The Bulgarian government is actively working on the National Recovery and Sustainability Plan, its second revision has been published and is under discussion with the European Commission. This is what the Chairperson of the Environment and Water Committee Ivelina Vassileva said during her participation in an interparliamentary conference, part of the European Parliamentary Week.
In her statement, during a discussion panel on the Recovery and Sustainability Mechanism and the European Green Deal, Vassileva emphasized that time is of key importance. She expressed hope that the evaluation process by the EC would be completed as soon as possible.
The Chairperson of the EWC said 47% of the measures in the National Plan are aimed at the green transition, while the “Green Bulgaria” pillar includes reforms in three key sectors – low carbon economy, biodiversity and sustainable agriculture. “In practice, however, the “green line” goes through all policies and areas of the socio-economic life that affect the Plan, measures and reforms are envisaged that directly contribute to the climate neutrality, the circular economy, improving the air quality and the water management,” Ivelina Vassileva said.
In her words, Europe's “green” transformation is an opportunity, but more clarity and focus is needed on the advantages and the challenges of each Member State's transition. The EWC Chairperson added that a country such as Bulgaria could face more difficulties, given the carbon intensive energy sector or the high percentage of protected areas in the NATURA 2000 ecological network.

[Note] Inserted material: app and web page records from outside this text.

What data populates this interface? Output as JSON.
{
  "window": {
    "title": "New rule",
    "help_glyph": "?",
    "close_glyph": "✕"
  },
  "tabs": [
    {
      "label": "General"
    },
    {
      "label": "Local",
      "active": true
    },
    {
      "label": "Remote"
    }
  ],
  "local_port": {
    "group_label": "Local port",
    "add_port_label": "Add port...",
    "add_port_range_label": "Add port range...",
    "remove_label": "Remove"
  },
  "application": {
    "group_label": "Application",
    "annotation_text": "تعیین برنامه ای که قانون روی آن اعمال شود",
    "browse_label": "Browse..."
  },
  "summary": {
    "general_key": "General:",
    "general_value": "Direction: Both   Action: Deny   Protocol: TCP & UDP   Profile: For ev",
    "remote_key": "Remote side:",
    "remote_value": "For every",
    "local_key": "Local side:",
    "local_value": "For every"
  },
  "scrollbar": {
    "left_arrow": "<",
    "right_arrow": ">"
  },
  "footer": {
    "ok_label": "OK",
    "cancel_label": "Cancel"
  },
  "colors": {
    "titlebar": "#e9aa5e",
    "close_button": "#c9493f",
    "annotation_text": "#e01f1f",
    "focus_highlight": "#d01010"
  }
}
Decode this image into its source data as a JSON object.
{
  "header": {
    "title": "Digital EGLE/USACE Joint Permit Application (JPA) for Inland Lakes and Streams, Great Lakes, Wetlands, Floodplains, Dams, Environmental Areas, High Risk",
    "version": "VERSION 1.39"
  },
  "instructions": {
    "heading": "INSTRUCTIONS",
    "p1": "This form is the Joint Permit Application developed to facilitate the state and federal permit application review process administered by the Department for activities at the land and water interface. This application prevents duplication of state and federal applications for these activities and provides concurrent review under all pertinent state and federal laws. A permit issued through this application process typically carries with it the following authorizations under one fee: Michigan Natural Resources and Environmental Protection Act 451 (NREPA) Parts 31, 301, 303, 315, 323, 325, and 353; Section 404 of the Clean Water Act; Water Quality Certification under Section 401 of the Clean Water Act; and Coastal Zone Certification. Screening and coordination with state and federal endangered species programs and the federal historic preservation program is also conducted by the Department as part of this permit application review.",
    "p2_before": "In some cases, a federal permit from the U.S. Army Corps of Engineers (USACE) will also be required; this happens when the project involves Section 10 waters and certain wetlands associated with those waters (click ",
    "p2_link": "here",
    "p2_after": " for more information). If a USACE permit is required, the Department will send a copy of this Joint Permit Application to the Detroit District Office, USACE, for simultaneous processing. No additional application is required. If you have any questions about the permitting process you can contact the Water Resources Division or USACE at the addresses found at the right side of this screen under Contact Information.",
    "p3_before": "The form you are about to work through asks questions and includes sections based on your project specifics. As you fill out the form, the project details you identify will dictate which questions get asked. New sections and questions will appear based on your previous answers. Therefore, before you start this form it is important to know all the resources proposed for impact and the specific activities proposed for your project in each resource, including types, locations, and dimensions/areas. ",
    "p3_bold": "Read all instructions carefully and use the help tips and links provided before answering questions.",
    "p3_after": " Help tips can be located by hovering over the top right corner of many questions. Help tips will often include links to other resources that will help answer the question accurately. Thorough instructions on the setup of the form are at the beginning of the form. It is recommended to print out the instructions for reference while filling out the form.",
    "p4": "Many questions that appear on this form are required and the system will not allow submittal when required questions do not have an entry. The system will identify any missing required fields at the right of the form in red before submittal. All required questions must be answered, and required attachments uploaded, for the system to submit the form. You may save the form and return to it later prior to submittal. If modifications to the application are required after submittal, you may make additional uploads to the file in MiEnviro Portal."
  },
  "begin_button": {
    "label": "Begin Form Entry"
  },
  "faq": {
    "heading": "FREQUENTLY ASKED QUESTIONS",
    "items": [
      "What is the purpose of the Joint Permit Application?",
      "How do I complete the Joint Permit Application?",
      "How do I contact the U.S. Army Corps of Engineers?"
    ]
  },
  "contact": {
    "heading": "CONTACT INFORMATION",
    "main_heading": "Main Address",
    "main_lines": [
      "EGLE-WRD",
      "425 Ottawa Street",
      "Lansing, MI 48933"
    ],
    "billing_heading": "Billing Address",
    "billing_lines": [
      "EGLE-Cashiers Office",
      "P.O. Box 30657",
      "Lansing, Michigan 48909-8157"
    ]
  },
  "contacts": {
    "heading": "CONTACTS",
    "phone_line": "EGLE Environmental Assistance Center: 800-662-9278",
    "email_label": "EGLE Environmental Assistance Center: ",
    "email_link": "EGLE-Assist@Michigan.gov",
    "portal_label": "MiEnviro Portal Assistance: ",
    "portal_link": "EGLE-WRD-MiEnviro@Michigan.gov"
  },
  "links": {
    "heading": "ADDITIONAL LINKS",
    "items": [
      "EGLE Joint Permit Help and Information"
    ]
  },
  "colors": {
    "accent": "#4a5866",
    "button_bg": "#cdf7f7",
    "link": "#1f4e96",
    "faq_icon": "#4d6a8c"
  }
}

As part of the conference, the EC Vice-President responsible for the European Green Deal, Frans Timmermans, said that each of the national plans contributes to the EU's green transformation and pointed out that some of the countries are already ready. He stressed the importance of the decisions and the investments that the countries make for the quality of the European recovery and for the future generations because “there is no vaccine for climate change and biodiversity loss”.